    We believe that violence occurs on a continuum, with something as seemingly harmless as eye-rolling on one end and school shootings and suicide on the other. The Ophelia Project focuses on the low end of the violence continuum by targeting relational aggression - destructive behavior that is intended to hurt someone by harming their relationships with others. Without prevention or intervention efforts, relational aggression can inflict major psychological damage on all people: children, youth and adults.

  31. Disclosure of Education Records Concerning Registered Sex Offenders

  32. Adam Walsh Child Protection and Safety Act of 2006 PDF, which established "comprehensive standards for sex offender registration and notification" across all 50 states.

Freedom from Harrassement

Legal Advice For Teachers who are harrassed by administrators

The Foundation for Individual Rights in Education, Inc. FIRE
A nonprofit educational foundation devoted to free speech, individual liberty, religious freedom, the rights of conscience, legal equality, due process, and academic freedom on our nation's campuses.


U.S.: Corporal Punishment and Paddling Statistics by State and Race States Banning Corporal Punishment

Mississippi 2008-09 school year, reports 57,953 cases of corporal punishment in 110 of the state's 152 school districts, according to the Mississippi Department of Education.

ECS Reports on Corporal Punishment

ODAN - Corporal Mortification The story is often told in Opus Dei that the Founder was so zealous in using the Male Numeraries. Sleep on boards laid on top of the mattress.

The Tribune, Chandigarh, India - Ludhiana Stories Corporal punishment in schools by teachers seem to be on the rise with more and more cases of frequent beating at the hands of the male staff of school.
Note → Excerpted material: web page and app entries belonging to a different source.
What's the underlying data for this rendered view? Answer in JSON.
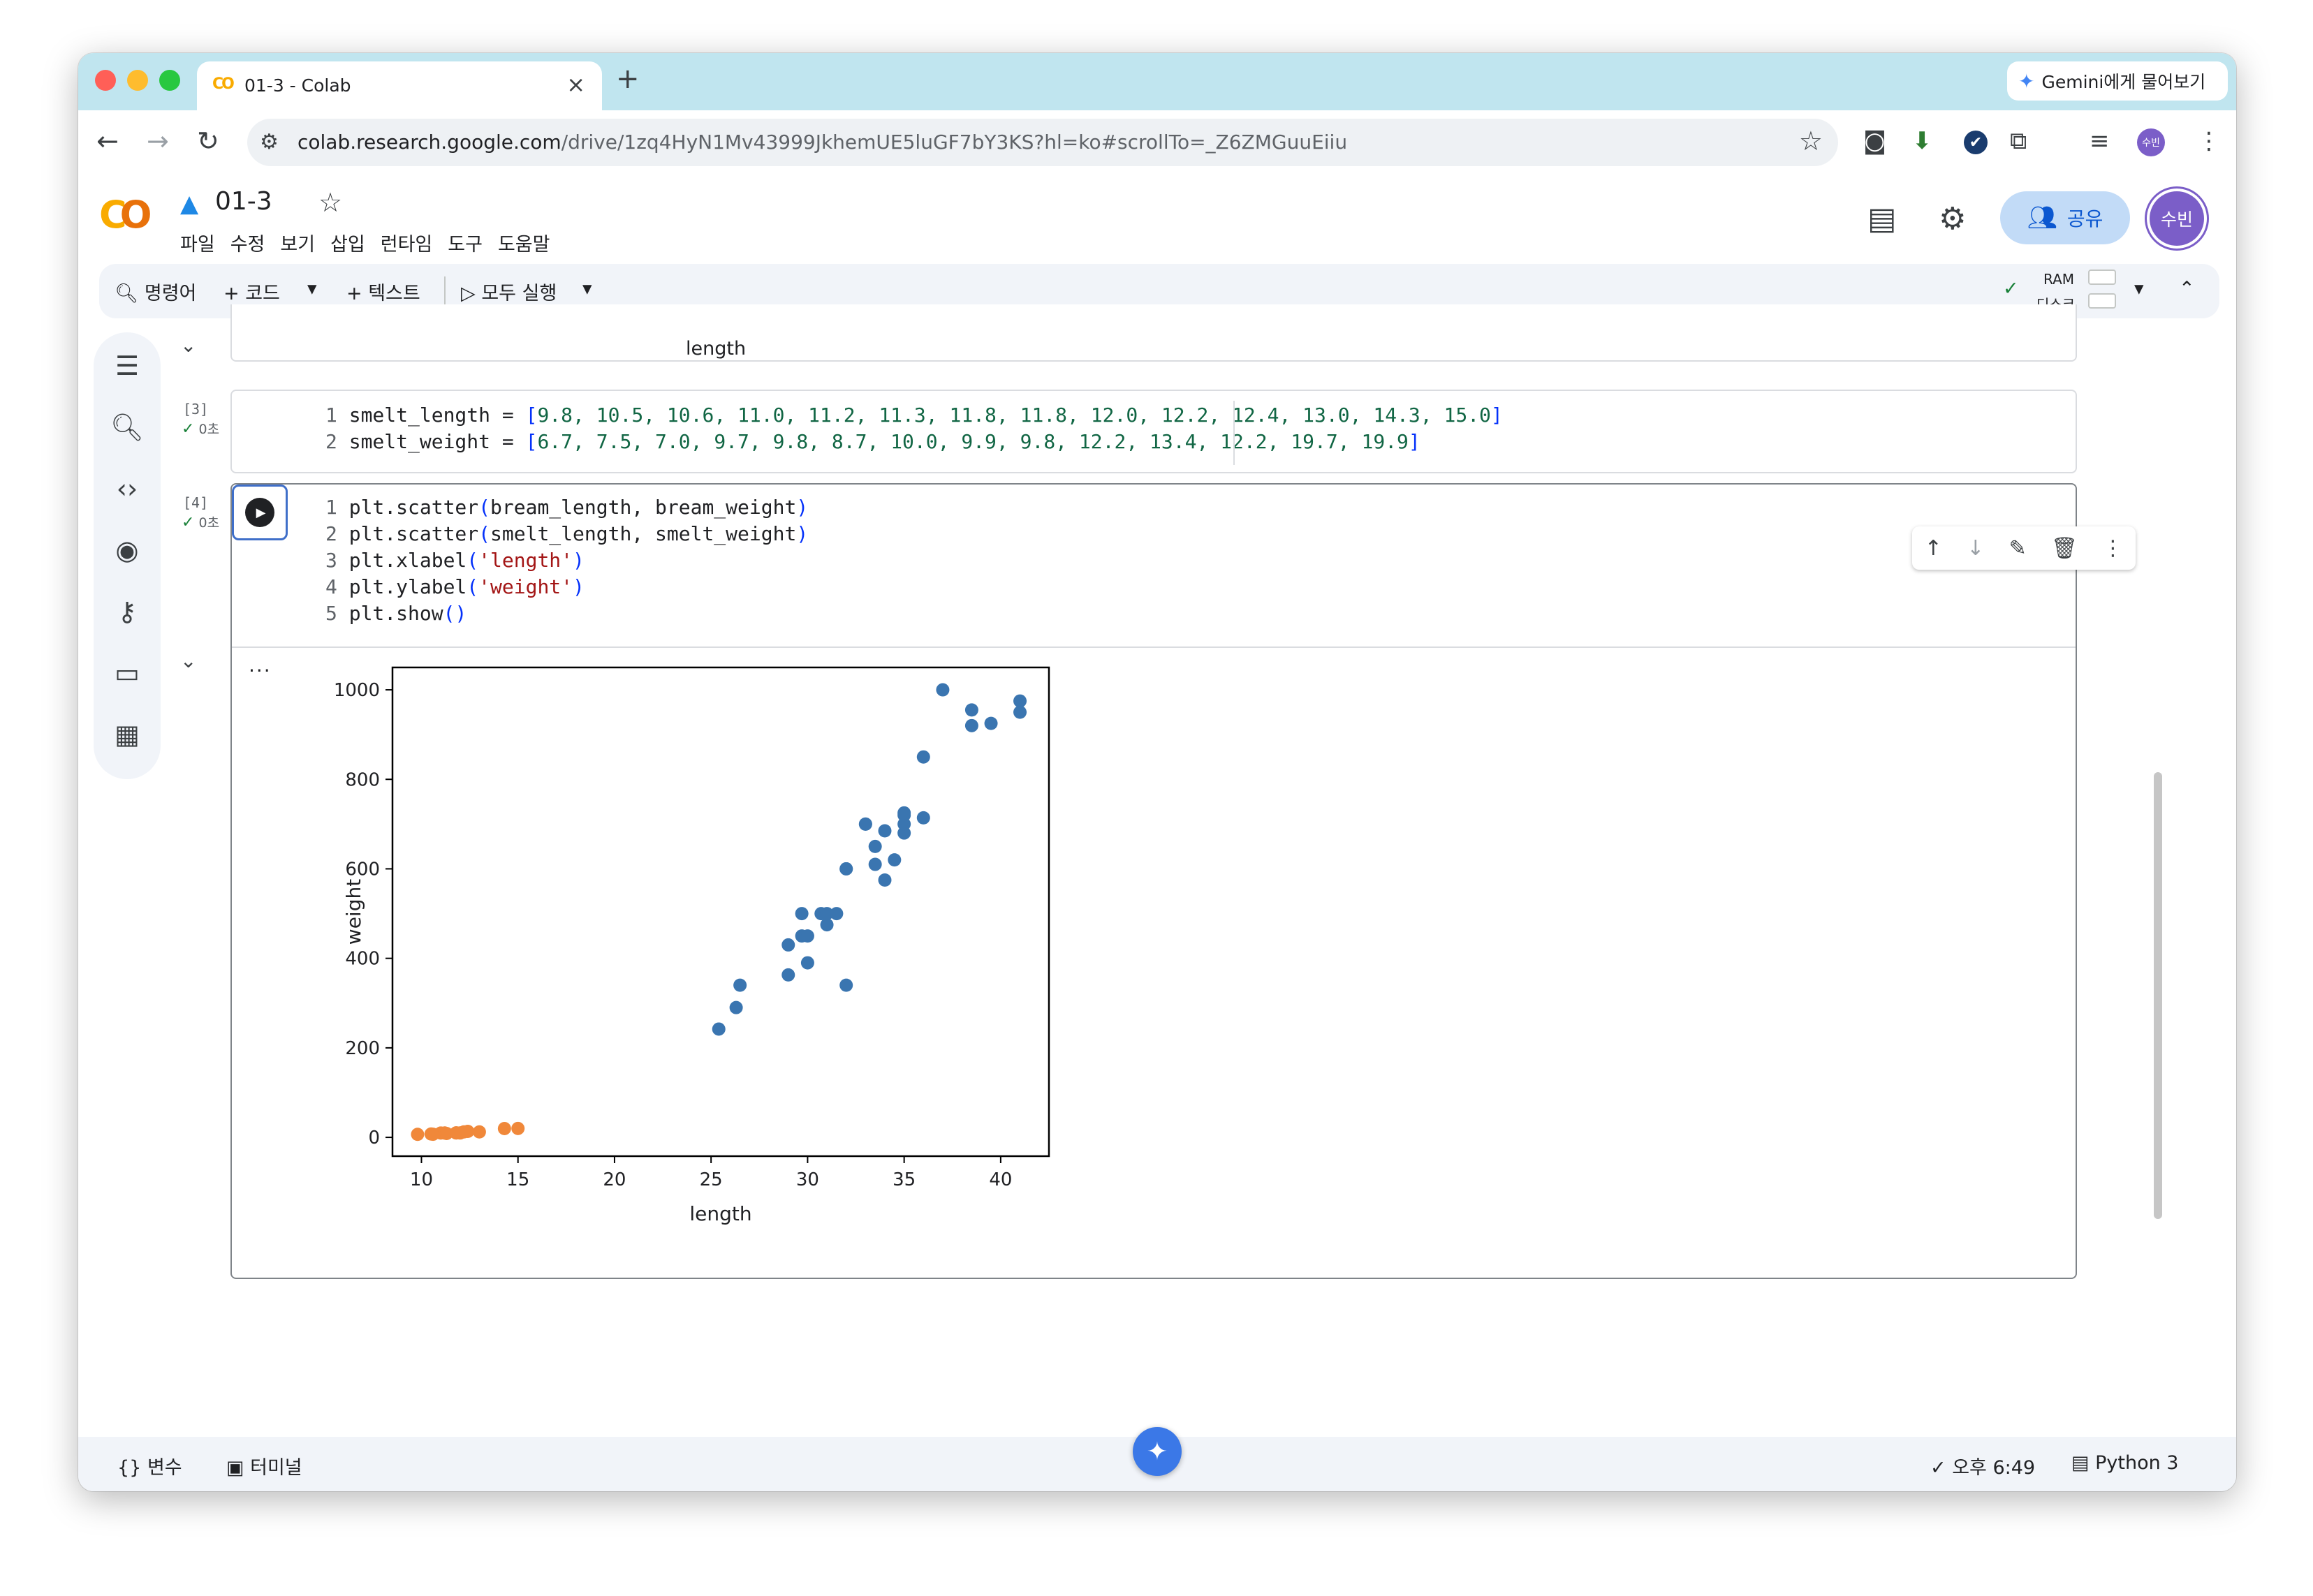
{
  "browser": {
    "tab_title": "01-3 - Colab",
    "tab_logo": "CO",
    "tab_close": "×",
    "new_tab": "+",
    "gemini_button": "Gemini에게 물어보기",
    "url_host": "colab.research.google.com",
    "url_path": "/drive/1zq4HyN1Mv43999JkhemUE5luGF7bY3KS?hl=ko#scrollTo=_Z6ZMGuuEiiu",
    "ext_avatar": "수빈"
  },
  "colab": {
    "logo": "CO",
    "title": "01-3",
    "menu": [
      "파일",
      "수정",
      "보기",
      "삽입",
      "런타임",
      "도구",
      "도움말"
    ],
    "share_label": "공유",
    "user_avatar": "수빈"
  },
  "toolbar": {
    "command": "명령어",
    "code": "+ 코드",
    "text": "+ 텍스트",
    "run_all": "▷ 모두 실행",
    "ram": "RAM",
    "disk": "디스크"
  },
  "cells": {
    "prev_output_label": "length",
    "cell3": {
      "count": "[3]",
      "time": "0초",
      "lines": [
        {
          "n": "1",
          "name": "smelt_length",
          "values": "9.8, 10.5, 10.6, 11.0, 11.2, 11.3, 11.8, 11.8, 12.0, 12.2, 12.4, 13.0, 14.3, 15.0"
        },
        {
          "n": "2",
          "name": "smelt_weight",
          "values": "6.7, 7.5, 7.0, 9.7, 9.8, 8.7, 10.0, 9.9, 9.8, 12.2, 13.4, 12.2, 19.7, 19.9"
        }
      ]
    },
    "cell4": {
      "count": "[4]",
      "time": "0초",
      "lines": [
        {
          "n": "1",
          "fn": "plt.scatter",
          "args": "bream_length, bream_weight"
        },
        {
          "n": "2",
          "fn": "plt.scatter",
          "args": "smelt_length, smelt_weight"
        },
        {
          "n": "3",
          "fn": "plt.xlabel",
          "str": "'length'"
        },
        {
          "n": "4",
          "fn": "plt.ylabel",
          "str": "'weight'"
        },
        {
          "n": "5",
          "fn": "plt.show",
          "args": ""
        }
      ],
      "output_dots": "..."
    }
  },
  "statusbar": {
    "variables": "변수",
    "terminal": "터미널",
    "time": "오후 6:49",
    "runtime": "Python 3"
  },
  "colors": {
    "bream": "#3a75b0",
    "smelt": "#f0883a",
    "accent": "#0b57d0"
  },
  "chart_data": {
    "type": "scatter",
    "xlabel": "length",
    "ylabel": "weight",
    "xlim": [
      8.5,
      42.5
    ],
    "ylim": [
      -42,
      1050
    ],
    "xticks": [
      10,
      15,
      20,
      25,
      30,
      35,
      40
    ],
    "yticks": [
      0,
      200,
      400,
      600,
      800,
      1000
    ],
    "grid": false,
    "series": [
      {
        "color": "#3a75b0",
        "x": [
          25.4,
          26.3,
          26.5,
          29.0,
          29.0,
          29.7,
          29.7,
          30.0,
          30.0,
          30.7,
          31.0,
          31.0,
          31.5,
          32.0,
          32.0,
          32.0,
          33.0,
          33.0,
          33.5,
          33.5,
          34.0,
          34.0,
          34.5,
          35.0,
          35.0,
          35.0,
          35.0,
          36.0,
          36.0,
          37.0,
          38.5,
          38.5,
          39.5,
          41.0,
          41.0
        ],
        "y": [
          242.0,
          290.0,
          340.0,
          363.0,
          430.0,
          450.0,
          500.0,
          390.0,
          450.0,
          500.0,
          475.0,
          500.0,
          500.0,
          340.0,
          600.0,
          600.0,
          700.0,
          700.0,
          610.0,
          650.0,
          575.0,
          685.0,
          620.0,
          680.0,
          700.0,
          725.0,
          720.0,
          714.0,
          850.0,
          1000.0,
          920.0,
          955.0,
          925.0,
          975.0,
          950.0
        ]
      },
      {
        "color": "#f0883a",
        "x": [
          9.8,
          10.5,
          10.6,
          11.0,
          11.2,
          11.3,
          11.8,
          11.8,
          12.0,
          12.2,
          12.4,
          13.0,
          14.3,
          15.0
        ],
        "y": [
          6.7,
          7.5,
          7.0,
          9.7,
          9.8,
          8.7,
          10.0,
          9.9,
          9.8,
          12.2,
          13.4,
          12.2,
          19.7,
          19.9
        ]
      }
    ]
  }
}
House OKs anti-bully bill, rejects corporal punishment ban
House OKs anti-bully bill, rejects corporal punishment ban were brutally paddled by a male AP for some small, and in one case, first time infractions.

Experts: Spanking Harms Children, Especially Girls
Corporal punishment is legal to varying degrees, for different causes and up to While another male administrator watched, the paddler first caressed her
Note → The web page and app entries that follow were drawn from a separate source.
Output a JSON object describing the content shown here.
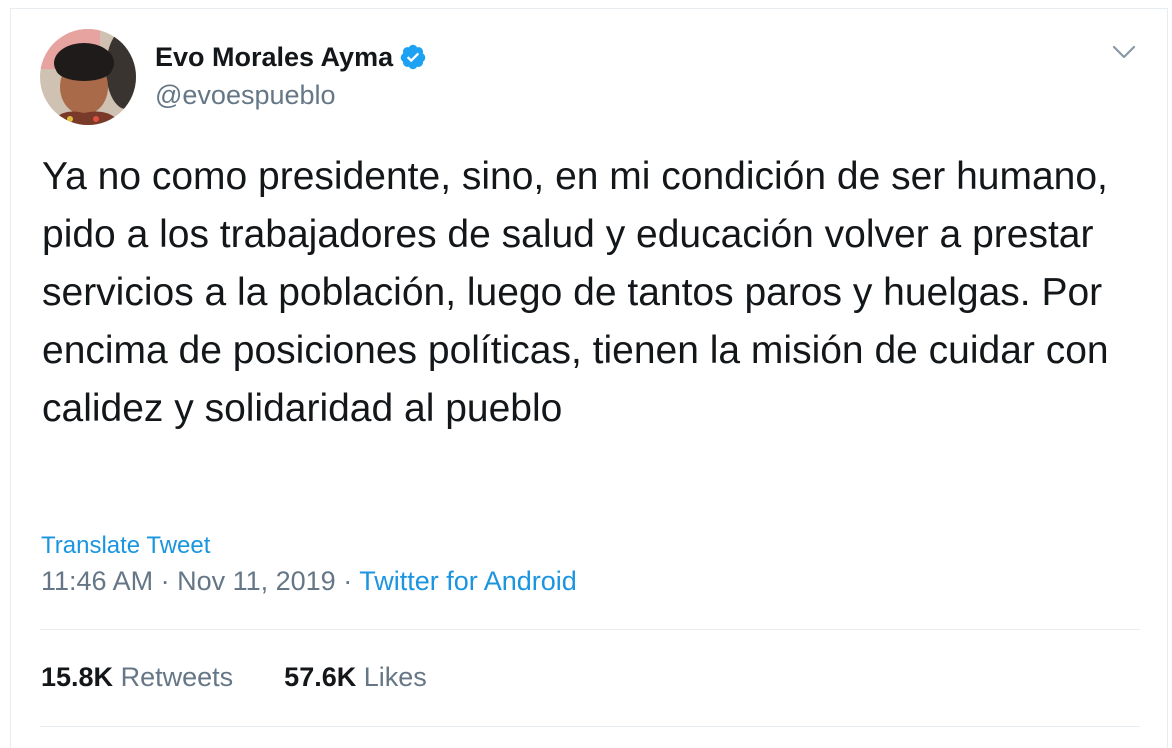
{
  "user": {
    "display_name": "Evo Morales Ayma",
    "handle": "@evoespueblo",
    "verified": true
  },
  "icons": {
    "verified": "verified-badge-icon",
    "menu": "chevron-down-icon"
  },
  "tweet": {
    "text": "Ya no como presidente, sino, en mi condición de ser humano, pido a los trabajadores de salud y educación volver a prestar servicios a la población, luego de tantos paros y huelgas. Por encima de posiciones políticas, tienen la misión de cuidar con calidez y solidaridad al pueblo",
    "translate_label": "Translate Tweet",
    "time": "11:46 AM",
    "date": "Nov 11, 2019",
    "separator": " · ",
    "source": "Twitter for Android"
  },
  "stats": {
    "retweets_count": "15.8K",
    "retweets_label": "Retweets",
    "likes_count": "57.6K",
    "likes_label": "Likes"
  },
  "colors": {
    "text": "#14171a",
    "secondary": "#657786",
    "link": "#1b95e0",
    "border": "#e6ecf0"
  }
}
Silence of the lambs Cover Story
Corporal punishment in schools is taken for granted as an excuse to enforce society and the problem is the lack of male involvement in such issues.

Two Indianapolis Public Schools (IPS) teachers have been suspended Two teachers suspended for paddling six male students The vast majority of IPS schools does not allow corporal punishment, and Superintendent Duncan Pat

Corporal Punishment - Page 3 - Teachnology Teacher Forum Corporal Punishment High School. I'm a little disturbed with the idea of a Middel aged , male principal bending my 14 year old daughter over his knee

The Invisible Boy #3 Prevalence: A Many Sided Story However, if we add corporal punishment, suicide, community and school-based It quickly becomes apparent that the stories of many types of male victims

QUOTATIONS ABOUT CORPORAL PUNISHMENT OF CHILDREN (SPANKING) quotations on the topic of corporal punishment, spanking of children. bullet, "I have yet to see a repeat male delinquent that wasn't raised on a belt,

JSTOR: Corporal Punishment and the Politics of Indian Reform
Corporal punishment was not a new issue when Collier became involved with it .. that matrons regularly used male employees to whip unruly Indian girls.

How I Joined Teach for America—and Got Sued for $20 Million by When I talked to them—they were all experienced male teachers—they heatedly To define as “corporal punishment” the mere physical separation of two

Lords Hansard text for 16 Jun 1998 (180616-15) She was caned by a male deputy headmaster in the presence of another master. As we know, corporal punishment in state schools had eventually to be

SPARE THE CHILD: Although the application of corporal punishment may take less than a minute . the teacher is right," said one of her thirteen-year-old male classmates.